> _Exercise brief_
Extract every line below that contains the word "Notice".

> _Exercise inputs_
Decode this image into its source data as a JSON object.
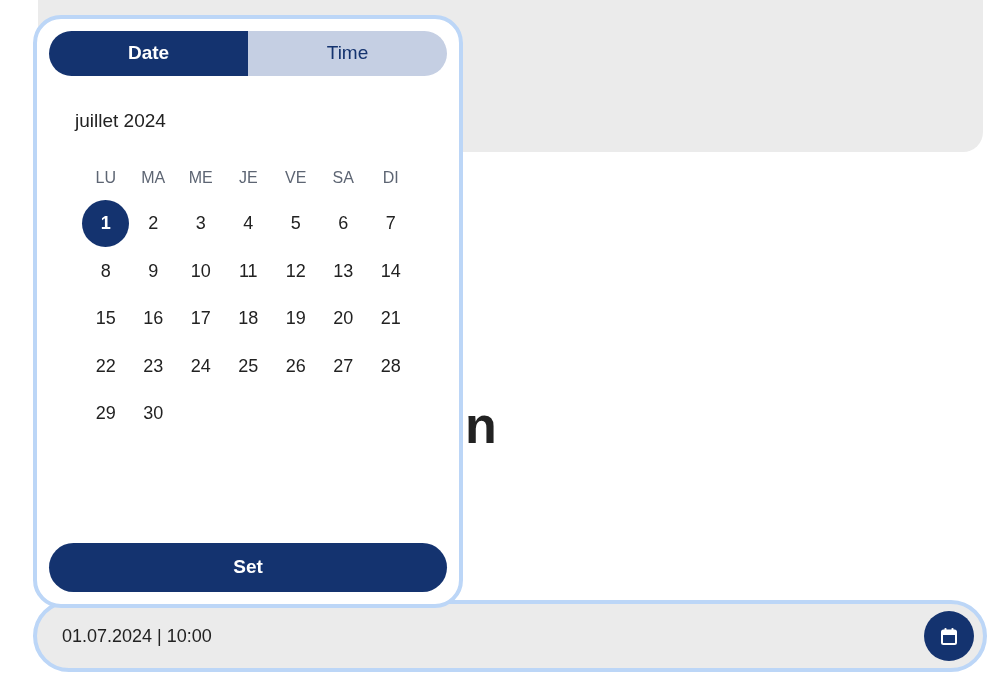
{
  "heading": {
    "text": "n"
  },
  "date_picker": {
    "tabs": [
      {
        "label": "Date",
        "selected": true
      },
      {
        "label": "Time",
        "selected": false
      }
    ],
    "month_label": "juillet 2024",
    "weekdays": [
      "LU",
      "MA",
      "ME",
      "JE",
      "VE",
      "SA",
      "DI"
    ],
    "days": [
      {
        "label": "1",
        "selected": true
      },
      {
        "label": "2",
        "selected": false
      },
      {
        "label": "3",
        "selected": false
      },
      {
        "label": "4",
        "selected": false
      },
      {
        "label": "5",
        "selected": false
      },
      {
        "label": "6",
        "selected": false
      },
      {
        "label": "7",
        "selected": false
      },
      {
        "label": "8",
        "selected": false
      },
      {
        "label": "9",
        "selected": false
      },
      {
        "label": "10",
        "selected": false
      },
      {
        "label": "11",
        "selected": false
      },
      {
        "label": "12",
        "selected": false
      },
      {
        "label": "13",
        "selected": false
      },
      {
        "label": "14",
        "selected": false
      },
      {
        "label": "15",
        "selected": false
      },
      {
        "label": "16",
        "selected": false
      },
      {
        "label": "17",
        "selected": false
      },
      {
        "label": "18",
        "selected": false
      },
      {
        "label": "19",
        "selected": false
      },
      {
        "label": "20",
        "selected": false
      },
      {
        "label": "21",
        "selected": false
      },
      {
        "label": "22",
        "selected": false
      },
      {
        "label": "23",
        "selected": false
      },
      {
        "label": "24",
        "selected": false
      },
      {
        "label": "25",
        "selected": false
      },
      {
        "label": "26",
        "selected": false
      },
      {
        "label": "27",
        "selected": false
      },
      {
        "label": "28",
        "selected": false
      },
      {
        "label": "29",
        "selected": false
      },
      {
        "label": "30",
        "selected": false
      }
    ],
    "button": "Set"
  },
  "date_field": {
    "value": "01.07.2024 | 10:00"
  }
}
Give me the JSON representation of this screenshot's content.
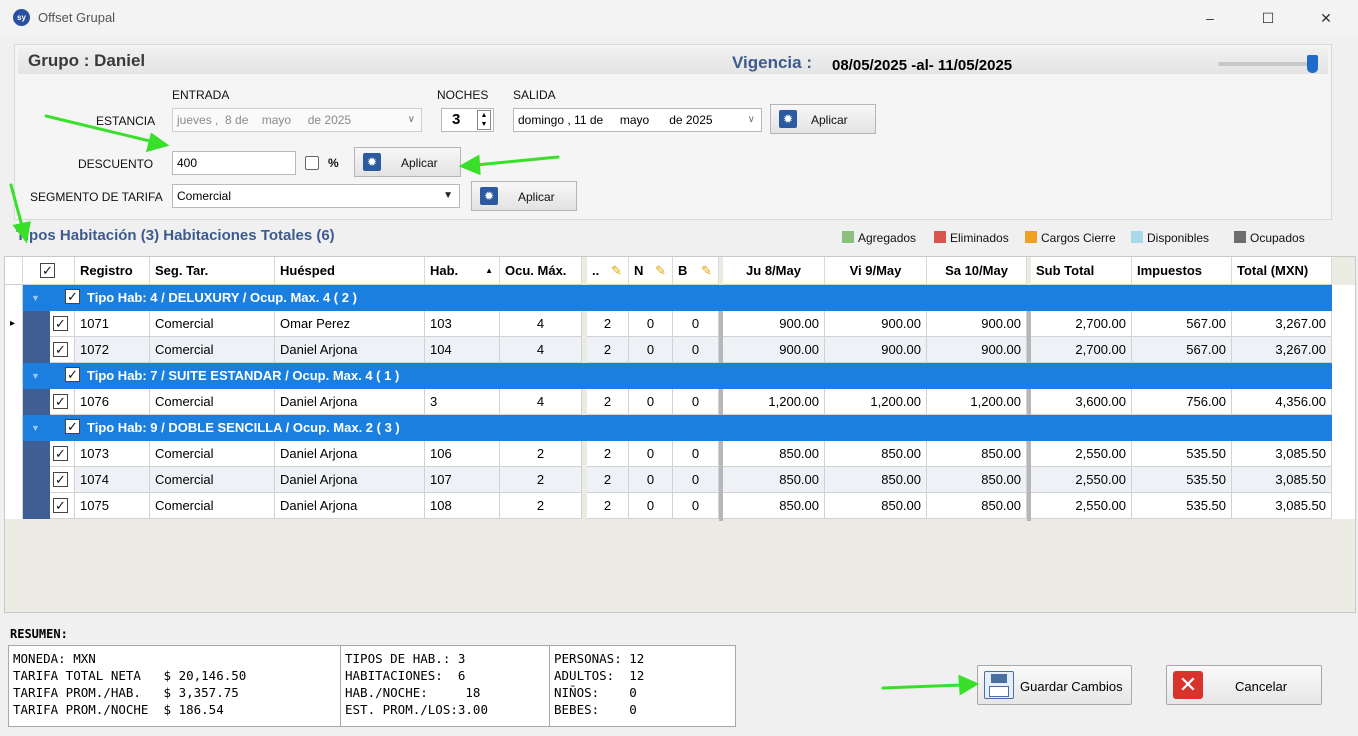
{
  "window": {
    "title": "Offset Grupal",
    "app_badge": "sy"
  },
  "header": {
    "group_title": "Grupo : Daniel",
    "validity_label": "Vigencia :",
    "validity_value": "08/05/2025 -al- 11/05/2025"
  },
  "stay": {
    "entrada_label": "ENTRADA",
    "noches_label": "NOCHES",
    "salida_label": "SALIDA",
    "estancia_label": "ESTANCIA",
    "entrada_value": "jueves ,  8 de    mayo     de 2025",
    "noches_value": "3",
    "salida_value": "domingo , 11 de     mayo      de 2025",
    "apply_label": "Aplicar"
  },
  "discount": {
    "label": "DESCUENTO",
    "value": "400",
    "percent_label": "%",
    "apply_label": "Aplicar"
  },
  "segment": {
    "label": "SEGMENTO DE TARIFA",
    "value": "Comercial",
    "apply_label": "Aplicar"
  },
  "grid_title": "Tipos Habitación (3) Habitaciones Totales (6)",
  "legend": [
    {
      "label": "Agregados",
      "color": "#8dbf80"
    },
    {
      "label": "Eliminados",
      "color": "#d9534f"
    },
    {
      "label": "Cargos Cierre",
      "color": "#f0a020"
    },
    {
      "label": "Disponibles",
      "color": "#a8d8ea"
    },
    {
      "label": "Ocupados",
      "color": "#6e6e6e"
    }
  ],
  "columns": [
    "Registro",
    "Seg. Tar.",
    "Huésped",
    "Hab.",
    "Ocu. Máx.",
    "..",
    "N",
    "B",
    "Ju 8/May",
    "Vi 9/May",
    "Sa 10/May",
    "Sub Total",
    "Impuestos",
    "Total (MXN)"
  ],
  "groups": [
    {
      "label": "Tipo Hab: 4 / DELUXURY / Ocup. Max.  4 ( 2 )",
      "rows": [
        [
          "1071",
          "Comercial",
          "Omar Perez",
          "103",
          "4",
          "2",
          "0",
          "0",
          "900.00",
          "900.00",
          "900.00",
          "2,700.00",
          "567.00",
          "3,267.00"
        ],
        [
          "1072",
          "Comercial",
          "Daniel Arjona",
          "104",
          "4",
          "2",
          "0",
          "0",
          "900.00",
          "900.00",
          "900.00",
          "2,700.00",
          "567.00",
          "3,267.00"
        ]
      ]
    },
    {
      "label": "Tipo Hab: 7 / SUITE ESTANDAR / Ocup. Max.  4 ( 1 )",
      "rows": [
        [
          "1076",
          "Comercial",
          "Daniel Arjona",
          "3",
          "4",
          "2",
          "0",
          "0",
          "1,200.00",
          "1,200.00",
          "1,200.00",
          "3,600.00",
          "756.00",
          "4,356.00"
        ]
      ]
    },
    {
      "label": "Tipo Hab: 9 / DOBLE SENCILLA / Ocup. Max.  2 ( 3 )",
      "rows": [
        [
          "1073",
          "Comercial",
          "Daniel Arjona",
          "106",
          "2",
          "2",
          "0",
          "0",
          "850.00",
          "850.00",
          "850.00",
          "2,550.00",
          "535.50",
          "3,085.50"
        ],
        [
          "1074",
          "Comercial",
          "Daniel Arjona",
          "107",
          "2",
          "2",
          "0",
          "0",
          "850.00",
          "850.00",
          "850.00",
          "2,550.00",
          "535.50",
          "3,085.50"
        ],
        [
          "1075",
          "Comercial",
          "Daniel Arjona",
          "108",
          "2",
          "2",
          "0",
          "0",
          "850.00",
          "850.00",
          "850.00",
          "2,550.00",
          "535.50",
          "3,085.50"
        ]
      ]
    }
  ],
  "summary": {
    "title": "RESUMEN:",
    "col1": "MONEDA: MXN\nTARIFA TOTAL NETA   $ 20,146.50\nTARIFA PROM./HAB.   $ 3,357.75\nTARIFA PROM./NOCHE  $ 186.54",
    "col2": "TIPOS DE HAB.: 3\nHABITACIONES:  6\nHAB./NOCHE:     18\nEST. PROM./LOS:3.00",
    "col3": "PERSONAS: 12\nADULTOS:  12\nNIÑOS:    0\nBEBES:    0"
  },
  "actions": {
    "save_label": "Guardar Cambios",
    "cancel_label": "Cancelar"
  }
}
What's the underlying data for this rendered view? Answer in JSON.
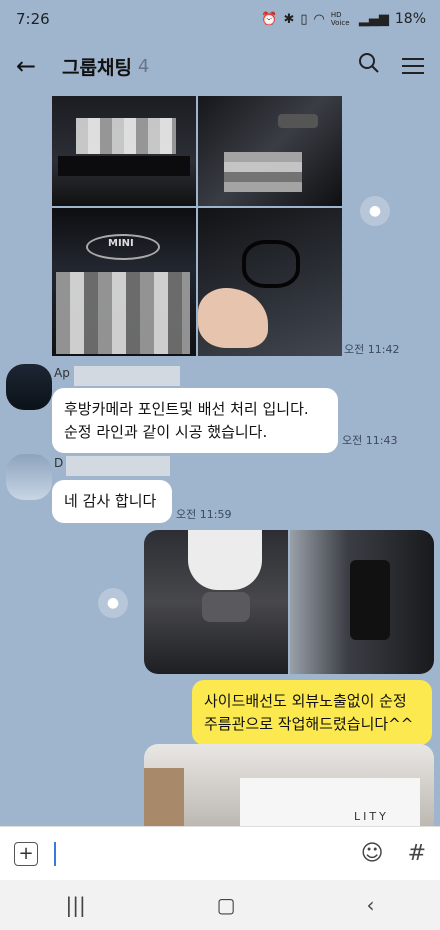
{
  "status": {
    "time": "7:26",
    "battery": "18%",
    "icons": [
      "alarm-icon",
      "bluetooth-icon",
      "vibrate-icon",
      "wifi-icon",
      "signal-icon"
    ],
    "hd": "HD Voice"
  },
  "header": {
    "title": "그룹채팅",
    "count": "4"
  },
  "messages": {
    "t1": "오전 11:42",
    "sender1": "Ap",
    "msg1": "후방카메라 포인트및 배선 처리 입니다.\n순정 라인과 같이 시공 했습니다.",
    "t2": "오전 11:43",
    "sender2": "D",
    "msg2": "네 감사 합니다",
    "t3": "오전 11:59",
    "msg3": "사이드배선도 외뷰노출없이 순정\n주름관으로 작업해드렸습니다^^"
  },
  "photo_text": {
    "mini": "MINI",
    "lity": "LITY"
  },
  "input": {
    "placeholder": ""
  }
}
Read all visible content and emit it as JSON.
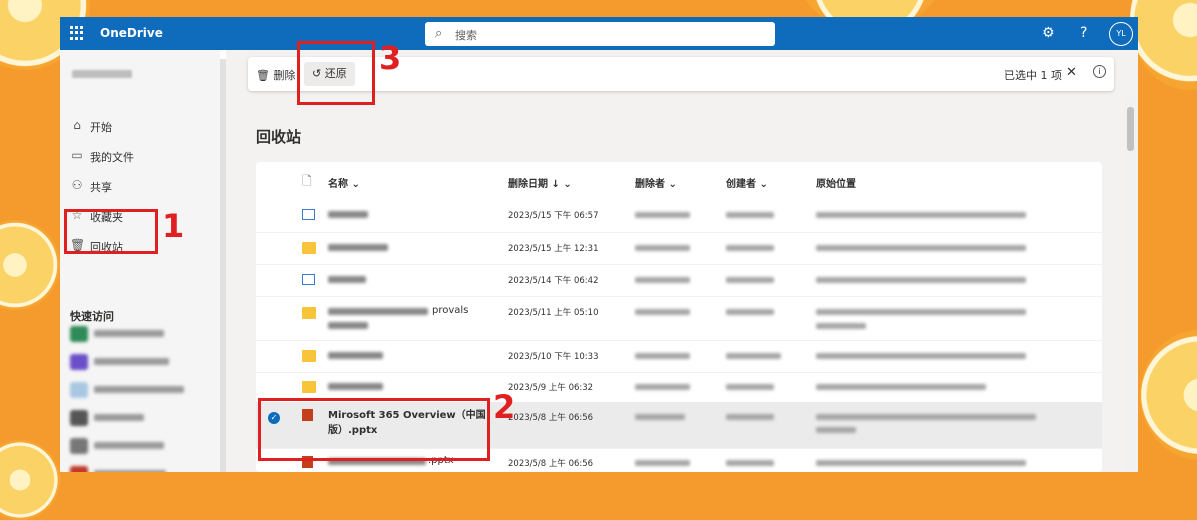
{
  "topbar": {
    "app_name": "OneDrive",
    "search_placeholder": "搜索",
    "avatar_initials": "YL",
    "help_label": "?"
  },
  "sidebar": {
    "nav": [
      {
        "label": "开始",
        "icon": "home-icon"
      },
      {
        "label": "我的文件",
        "icon": "folder-icon"
      },
      {
        "label": "共享",
        "icon": "people-icon"
      },
      {
        "label": "收藏夹",
        "icon": "star-icon"
      },
      {
        "label": "回收站",
        "icon": "trash-icon"
      }
    ],
    "quick_access_title": "快速访问"
  },
  "command_bar": {
    "delete_label": "删除",
    "restore_label": "还原",
    "selection_text": "已选中 1 项"
  },
  "page": {
    "title": "回收站"
  },
  "table": {
    "columns": {
      "name": "名称",
      "deleted_date": "删除日期",
      "deleted_by": "删除者",
      "created_by": "创建者",
      "original_location": "原始位置"
    },
    "rows": [
      {
        "type": "image",
        "name_partial": "",
        "date": "2023/5/15 下午 06:57",
        "selected": false
      },
      {
        "type": "folder",
        "name_partial": "",
        "date": "2023/5/15 上午 12:31",
        "selected": false
      },
      {
        "type": "image",
        "name_partial": "",
        "date": "2023/5/14 下午 06:42",
        "selected": false
      },
      {
        "type": "folder",
        "name_partial": "provals",
        "date": "2023/5/11 上午 05:10",
        "selected": false
      },
      {
        "type": "folder",
        "name_partial": "",
        "date": "2023/5/10 下午 10:33",
        "selected": false
      },
      {
        "type": "folder",
        "name_partial": "",
        "date": "2023/5/9 上午 06:32",
        "selected": false
      },
      {
        "type": "pptx",
        "name": "Mirosoft 365 Overview（中国版）.pptx",
        "date": "2023/5/8 上午 06:56",
        "selected": true
      },
      {
        "type": "pptx",
        "name_partial": ".pptx",
        "date": "2023/5/8 上午 06:56",
        "selected": false
      }
    ]
  },
  "annotations": [
    "1",
    "2",
    "3"
  ],
  "colors": {
    "brand": "#0f6cbd",
    "annotation": "#e02020",
    "background": "#f59a2c"
  }
}
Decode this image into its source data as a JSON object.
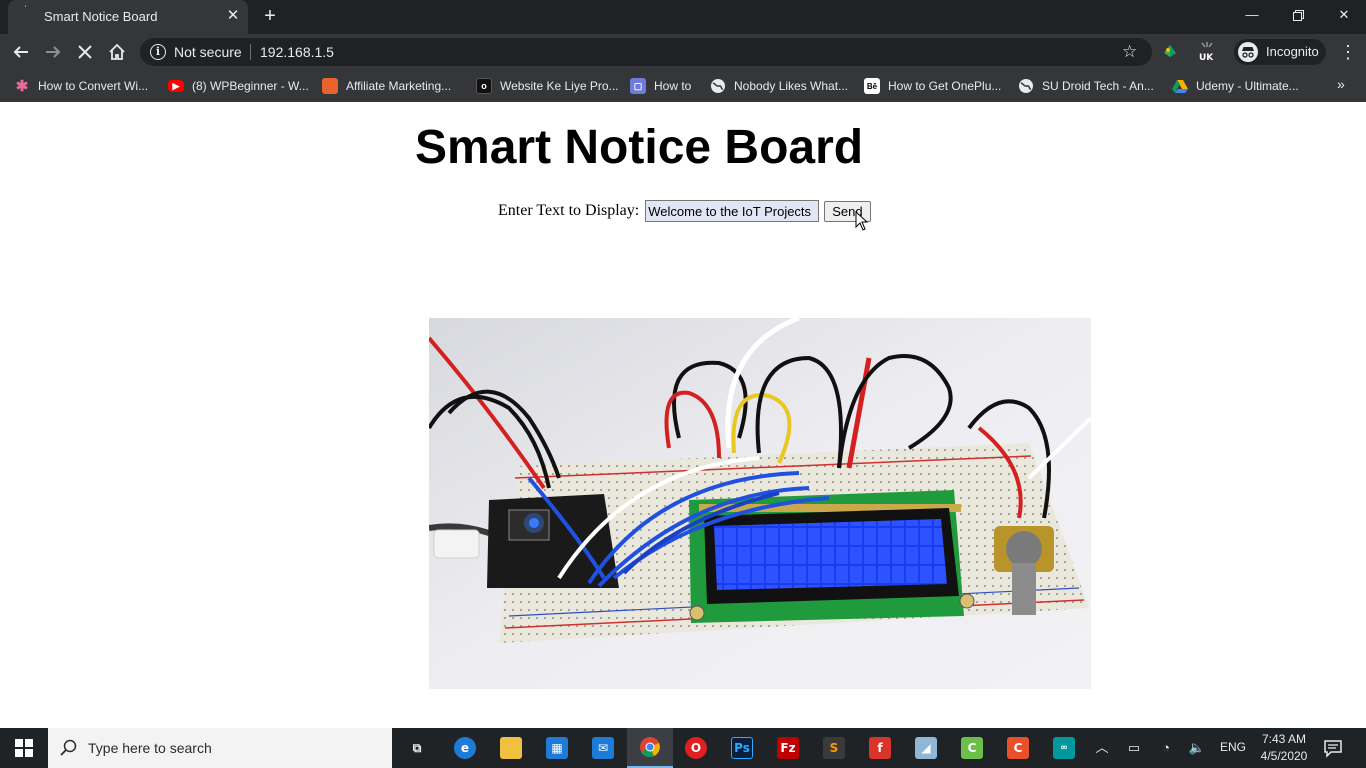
{
  "browser": {
    "tab": {
      "title": "Smart Notice Board",
      "favicon": "loading-dot"
    },
    "window_controls": [
      "minimize",
      "restore",
      "close"
    ],
    "security": "Not secure",
    "url": "192.168.1.5",
    "profile": "Incognito",
    "bookmarks": [
      {
        "label": "How to Convert Wi...",
        "icon": "star-icon",
        "color": "#e86c9a"
      },
      {
        "label": "(8) WPBeginner - W...",
        "icon": "youtube-icon",
        "color": "#ff0000"
      },
      {
        "label": "Affiliate Marketing...",
        "icon": "site-icon",
        "color": "#e8622c"
      },
      {
        "label": "Website Ke Liye Pro...",
        "icon": "site-icon",
        "color": "#111111"
      },
      {
        "label": "How to",
        "icon": "twitch-icon",
        "color": "#6f7bd8"
      },
      {
        "label": "Nobody Likes What...",
        "icon": "globe-icon",
        "color": "#e8eaed"
      },
      {
        "label": "How to Get OnePlu...",
        "icon": "behance-icon",
        "color": "#111111"
      },
      {
        "label": "SU Droid Tech - An...",
        "icon": "globe-icon",
        "color": "#e8eaed"
      },
      {
        "label": "Udemy - Ultimate...",
        "icon": "drive-icon",
        "color": "#f4b400"
      }
    ]
  },
  "page": {
    "title": "Smart Notice Board",
    "form": {
      "label": "Enter Text to Display:",
      "input_value": "Welcome to the IoT Projects",
      "button_label": "Send"
    },
    "image": "breadboard with NodeMCU board, 16x2 blue LCD display, potentiometer and jumper wires"
  },
  "taskbar": {
    "search_placeholder": "Type here to search",
    "apps": [
      "task-view-icon",
      "edge-icon",
      "file-explorer-icon",
      "store-icon",
      "mail-icon",
      "chrome-icon",
      "opera-icon",
      "photoshop-icon",
      "filezilla-icon",
      "sublime-icon",
      "foxit-icon",
      "paint-icon",
      "camtasia-icon",
      "camtasia-red-icon",
      "arduino-icon"
    ],
    "language": "ENG",
    "time": "7:43 AM",
    "date": "4/5/2020"
  },
  "colors": {
    "chrome_dark": "#202124",
    "chrome_toolbar": "#35363a",
    "taskbar": "#202326",
    "accent": "#76b9ed"
  }
}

> _Written response_
      "title": "Smart Notice Board",
    "title": "Smart Notice Board",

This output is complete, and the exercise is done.